The Oregon Omnibus Wilderness Act of 1978[edit]

The Sandy River in the Mount Hood Wilderness

Section III of Title One, also known as the Oregon Omnibus Wilderness Act of 1978, added three new Wilderness Areas to the National Wilderness Preservation System and added additional lands to two existing Wilderness Areas. The areas established included:

Additional grants of land to existing Wilderness Areas included:

Section IV[edit]

This section of the law deals with the disposition of a 350,000 acre area in Idaho known as the Gospel-Hump area, located along the Salmon River and including the titular mountains. The law approved the establishment of a 206,000 acre area, which had been previously proposed as a Wilderness Area, as the Gospel-Hump Wilderness. This section also ordered the Secretary of Agriculture, as responsible official for the Forest Service, to assemble a committee charged with the creation of a multipurpose resource development plan that would make recommendations for the use of two sections near the forest, a 92,000 acre “Management Area” and a 45,000 acre “Development Area,” both of which consisted of land-less roads contiguous with the Wilderness. This is to have seven members: two members from the timber industry who purchase timber from the Nezperce National Forest, two members from organizations who are actively engaged in seeking the preservation of wilderness lands, and three members from the general public who otherwise have a significant interest in the resources and management of the Gospel-Hump Area. The completed management plan was then to be submitted to the Secretary of Agriculture, along with the results of a comprehensive state and federal research program into local fish and game populations also ordered and funded in this bill.

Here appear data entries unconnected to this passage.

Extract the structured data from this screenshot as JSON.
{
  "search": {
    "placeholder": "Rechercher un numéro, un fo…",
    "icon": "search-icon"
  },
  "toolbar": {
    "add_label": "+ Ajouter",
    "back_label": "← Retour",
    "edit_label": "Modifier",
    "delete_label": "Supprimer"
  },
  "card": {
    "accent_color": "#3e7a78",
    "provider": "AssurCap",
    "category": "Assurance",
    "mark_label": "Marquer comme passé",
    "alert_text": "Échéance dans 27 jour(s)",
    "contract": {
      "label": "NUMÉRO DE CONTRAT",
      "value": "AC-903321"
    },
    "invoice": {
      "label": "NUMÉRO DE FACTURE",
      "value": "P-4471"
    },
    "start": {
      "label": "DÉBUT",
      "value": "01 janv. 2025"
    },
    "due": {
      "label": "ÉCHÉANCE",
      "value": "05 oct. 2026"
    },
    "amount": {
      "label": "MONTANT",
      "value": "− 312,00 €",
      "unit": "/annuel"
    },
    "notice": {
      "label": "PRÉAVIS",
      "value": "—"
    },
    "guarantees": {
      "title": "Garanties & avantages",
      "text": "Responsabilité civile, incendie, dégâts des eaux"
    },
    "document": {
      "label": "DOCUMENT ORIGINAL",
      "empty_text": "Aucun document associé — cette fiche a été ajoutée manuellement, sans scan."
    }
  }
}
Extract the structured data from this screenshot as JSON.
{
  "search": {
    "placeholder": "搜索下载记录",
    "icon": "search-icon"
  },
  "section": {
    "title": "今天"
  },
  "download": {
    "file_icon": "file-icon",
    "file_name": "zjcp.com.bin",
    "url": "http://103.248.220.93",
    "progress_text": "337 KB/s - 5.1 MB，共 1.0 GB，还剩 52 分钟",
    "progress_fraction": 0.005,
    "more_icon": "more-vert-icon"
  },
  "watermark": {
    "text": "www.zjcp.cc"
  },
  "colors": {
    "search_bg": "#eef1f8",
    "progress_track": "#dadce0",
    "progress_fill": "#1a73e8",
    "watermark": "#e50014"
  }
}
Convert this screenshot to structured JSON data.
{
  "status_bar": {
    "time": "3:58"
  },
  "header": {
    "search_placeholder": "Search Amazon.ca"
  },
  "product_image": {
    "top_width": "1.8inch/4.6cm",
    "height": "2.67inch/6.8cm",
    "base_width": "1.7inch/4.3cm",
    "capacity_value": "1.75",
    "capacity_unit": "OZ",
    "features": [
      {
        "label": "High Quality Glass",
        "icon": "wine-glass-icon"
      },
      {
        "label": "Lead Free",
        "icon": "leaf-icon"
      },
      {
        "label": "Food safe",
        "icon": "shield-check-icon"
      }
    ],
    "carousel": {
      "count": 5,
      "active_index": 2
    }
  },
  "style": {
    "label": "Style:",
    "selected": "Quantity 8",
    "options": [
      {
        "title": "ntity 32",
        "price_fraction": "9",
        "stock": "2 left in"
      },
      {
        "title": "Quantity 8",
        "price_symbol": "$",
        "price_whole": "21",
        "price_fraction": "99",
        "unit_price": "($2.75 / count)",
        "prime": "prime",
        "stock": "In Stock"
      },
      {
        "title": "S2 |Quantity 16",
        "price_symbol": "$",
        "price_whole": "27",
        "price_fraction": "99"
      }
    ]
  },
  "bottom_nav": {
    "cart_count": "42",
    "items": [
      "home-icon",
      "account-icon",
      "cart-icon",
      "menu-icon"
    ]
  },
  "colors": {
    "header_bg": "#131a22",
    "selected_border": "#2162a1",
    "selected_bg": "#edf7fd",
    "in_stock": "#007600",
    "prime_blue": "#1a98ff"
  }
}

Section V[edit]

This section noted that the Wilderness Areas established in the law should consider the date of the passage of the law as the effective date of their creation, and the date at which the strictures of the Wilderness Area designation went into effect, with the exception of the Gospel-Hump Area, whose effective date of creation was extended five years into the future, owning to the need to draw up and implement the previously discussed multipurpose development plan.

Section VI[edit]

The final section of the law ordered that maps and legal descriptions of the newly established Wilderness Areas should be delivered to the House Committee on Interior and Insular Affairs and the Senate Committee on Energy and Natural Resources, and that the boundaries and descriptions submitted should have the “same force and effect as if included in this Act.”

See also[edit]


  1. ^ "Wilderness.net - 1964 Wilderness Act". Wilderness.net.
  2. ^ a b 16 U.S.C. 1131-1136
  3. ^ "Endangered American Wilderness Act (1978 - H.R. 3454)". GovTrack.us.
  4. ^ a b "Text of H.R. 3454 (95th): Endangered American Wilderness Act (Passed Congress/Enrolled Bill version) - GovTrack.us". GovTrack.us.
  5. ^ <https://www.govtrack.us/congress/bills/95/hr3454/text